A component of this scaling within the short term (5-15 years) will be to discuss the creation of larger re-insurance mechanisms or other funds for catastrophic events to ensure the sustainability of this innovation on such a large scale.
Beyond the 15 year timeline, the goal will be to continue to expand coverage through new adaptations and exploring new types of vendors to serve as partner agents or distribution through cell phone company kiosks, other MFIs among others that can reach the target population.
The team will produce several outputs time-to-time such as blogs, articles in public domain access to share the findings and progress. This is particularly important during policy round-tables results; demand survey findings; at the time of implementing cash transfer programme; community voices particularly women and informal business owners.
The following proposals are found related to this proposal (part of the action).
1. Poor Slum Women Investing in Resilience Through Savings cum Microinsurance/ Mahila Housing SEWA Trust Team.

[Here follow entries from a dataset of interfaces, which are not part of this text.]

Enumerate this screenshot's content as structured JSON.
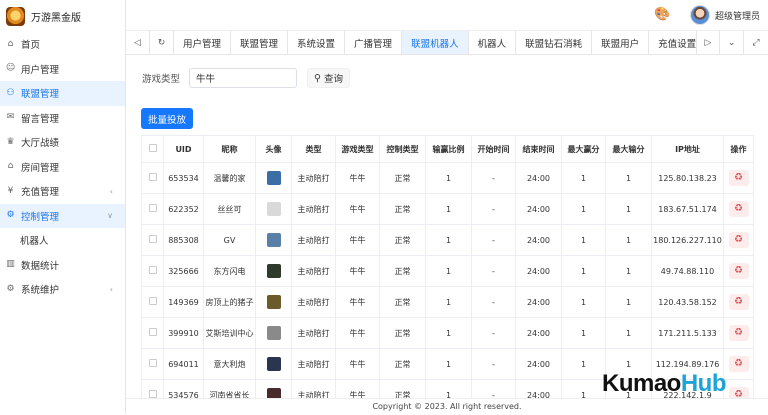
{
  "brand": {
    "title": "万游黑金版"
  },
  "sidebar": {
    "items": [
      {
        "label": "首页",
        "icon": "home-icon",
        "glyph": "⌂",
        "active": false
      },
      {
        "label": "用户管理",
        "icon": "user-icon",
        "glyph": "☺",
        "active": false
      },
      {
        "label": "联盟管理",
        "icon": "group-icon",
        "glyph": "⚇",
        "active": true
      },
      {
        "label": "留言管理",
        "icon": "message-icon",
        "glyph": "✉",
        "active": false
      },
      {
        "label": "大厅战绩",
        "icon": "trophy-icon",
        "glyph": "♛",
        "active": false
      },
      {
        "label": "房间管理",
        "icon": "room-icon",
        "glyph": "⌂",
        "active": false
      },
      {
        "label": "充值管理",
        "icon": "recharge-icon",
        "glyph": "¥",
        "active": false,
        "arrow": "‹"
      },
      {
        "label": "控制管理",
        "icon": "control-icon",
        "glyph": "⚙",
        "active": true,
        "arrow": "∨"
      },
      {
        "label": "机器人",
        "sub": true
      },
      {
        "label": "数据统计",
        "icon": "chart-icon",
        "glyph": "▥",
        "active": false
      },
      {
        "label": "系统维护",
        "icon": "settings-icon",
        "glyph": "⚙",
        "active": false,
        "arrow": "‹"
      }
    ]
  },
  "header": {
    "username": "超级管理员"
  },
  "tabs": [
    "用户管理",
    "联盟管理",
    "系统设置",
    "广播管理",
    "联盟机器人",
    "机器人",
    "联盟钻石消耗",
    "联盟用户",
    "充值设置"
  ],
  "tabs_active_index": 4,
  "filter": {
    "label": "游戏类型",
    "value": "牛牛",
    "query_label": "查询"
  },
  "batch_label": "批量投放",
  "table": {
    "headers": [
      "",
      "UID",
      "昵称",
      "头像",
      "类型",
      "游戏类型",
      "控制类型",
      "输赢比例",
      "开始时间",
      "结束时间",
      "最大赢分",
      "最大输分",
      "IP地址",
      "操作"
    ],
    "rows": [
      [
        "653534",
        "温馨的家",
        "主动陪打",
        "牛牛",
        "正常",
        "1",
        "-",
        "24:00",
        "1",
        "1",
        "125.80.138.23"
      ],
      [
        "622352",
        "丝丝可",
        "主动陪打",
        "牛牛",
        "正常",
        "1",
        "-",
        "24:00",
        "1",
        "1",
        "183.67.51.174"
      ],
      [
        "885308",
        "GV",
        "主动陪打",
        "牛牛",
        "正常",
        "1",
        "-",
        "24:00",
        "1",
        "1",
        "180.126.227.110"
      ],
      [
        "325666",
        "东方闪电",
        "主动陪打",
        "牛牛",
        "正常",
        "1",
        "-",
        "24:00",
        "1",
        "1",
        "49.74.88.110"
      ],
      [
        "149369",
        "房顶上的猪子",
        "主动陪打",
        "牛牛",
        "正常",
        "1",
        "-",
        "24:00",
        "1",
        "1",
        "120.43.58.152"
      ],
      [
        "399910",
        "艾斯培训中心",
        "主动陪打",
        "牛牛",
        "正常",
        "1",
        "-",
        "24:00",
        "1",
        "1",
        "171.211.5.133"
      ],
      [
        "694011",
        "意大利炮",
        "主动陪打",
        "牛牛",
        "正常",
        "1",
        "-",
        "24:00",
        "1",
        "1",
        "112.194.89.176"
      ],
      [
        "534576",
        "河南省省长",
        "主动陪打",
        "牛牛",
        "正常",
        "1",
        "-",
        "24:00",
        "1",
        "1",
        "222.142.1.9"
      ]
    ],
    "avatar_colors": [
      "#3a6ea5",
      "#d9d9d9",
      "#5a7fa8",
      "#2f3a2a",
      "#6b5a2a",
      "#8a8a8a",
      "#2a3550",
      "#4a2a2a"
    ]
  },
  "footer": {
    "text": "Copyright © 2023. All right reserved."
  },
  "watermark": {
    "text": "Kumao",
    "accent": "Hub"
  },
  "colors": {
    "accent": "#1677ff",
    "active_bg": "#e8f3ff",
    "delete": "#e05555"
  }
}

2. Protecting Vulnerable Coastlines of Tanzania and Building Urban Resilience/ Ghaamid Hatibu.
- Patel R, Walker G, Bhatt M, Pathak V. The Demand for Disaster Microinsurance for Small Businesses in Urban Slums: The Results of Surveys in Three Indian Cities. PLoS Curr. 2017 Mar 01; 9. PMID: 28357153.
- Shri M Shashidhar Reddy, Vice ChairmanNational Disaster Management Authority (NDMA) 2012. Press relese: “Industries draw their subsistence from community and must contribute to community disaster preparedness”. NDMA: New Delhi. http://ndma.gov.in/ndma/pressrelease/Press%20Release%20National%20Summit%20on%20Disaster%20Management.pdf
- South South Cooperation in Action: Urban Resilience and Risk Transfer https://reliefweb.int/report/world/south-south-cooperation-action-urban-resilience-and-risk-transfer-southasiadisastersnet.